Officials want to limit school closures, they say, because of concerns that working parents will have no child care options, and the large number of New York City students who depend on the city for free meals. Their breakfasts and lunches may be their only source of nutrition.
“We want pinpoint accuracy. We want to make sure schools are closed only for the period of time that it needs to be, because there are so many parents depend on that school,” de Blasio said. “We want to keep those closures minimal.”
City Council Health Committee Chair Mark Levine shares those concerns.
“We have health officials who are looking at this every moment and they will close the schools if they feel that the risk is significant,” Levine said. “There are kids who rely on seeing a school nurse in the school building, and might lack access to primary medical care. And for the parents, closing the schools might mean that they have no child care and they have to stay home from work.”
As a precaution, New York City is making sure it has enough substitute teachers if that need exists. They’re also making plans for remote learning, if that’s necessary, CBS2’s Marcia Kramer reported.
De Blasio said it was unlikely that he would close the schools. He would also not close the city, and so far has no plans to cancel the St. Patrick’s Day Parade.
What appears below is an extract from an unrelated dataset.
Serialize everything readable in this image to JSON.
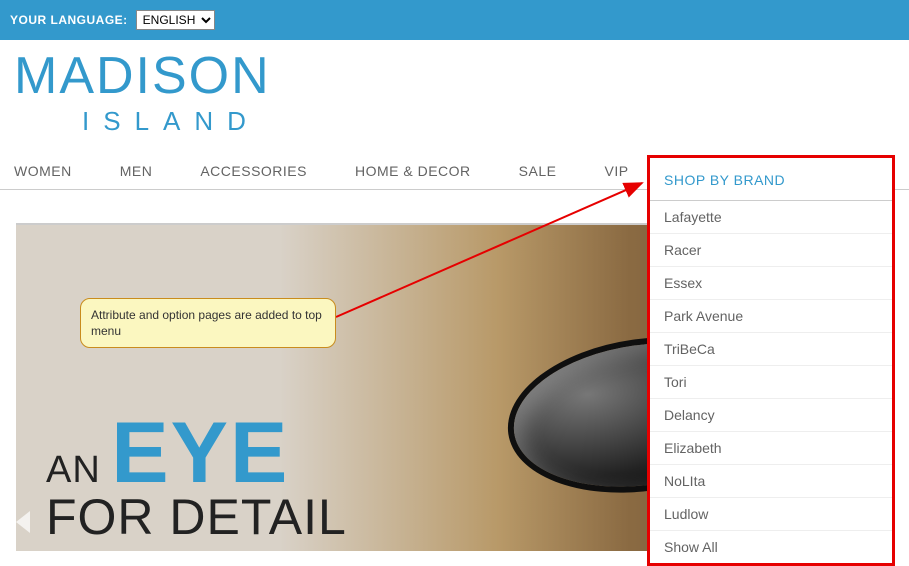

The mayor said he wants the city to be open, for businesses to do as much business as it can, to keep the economy running.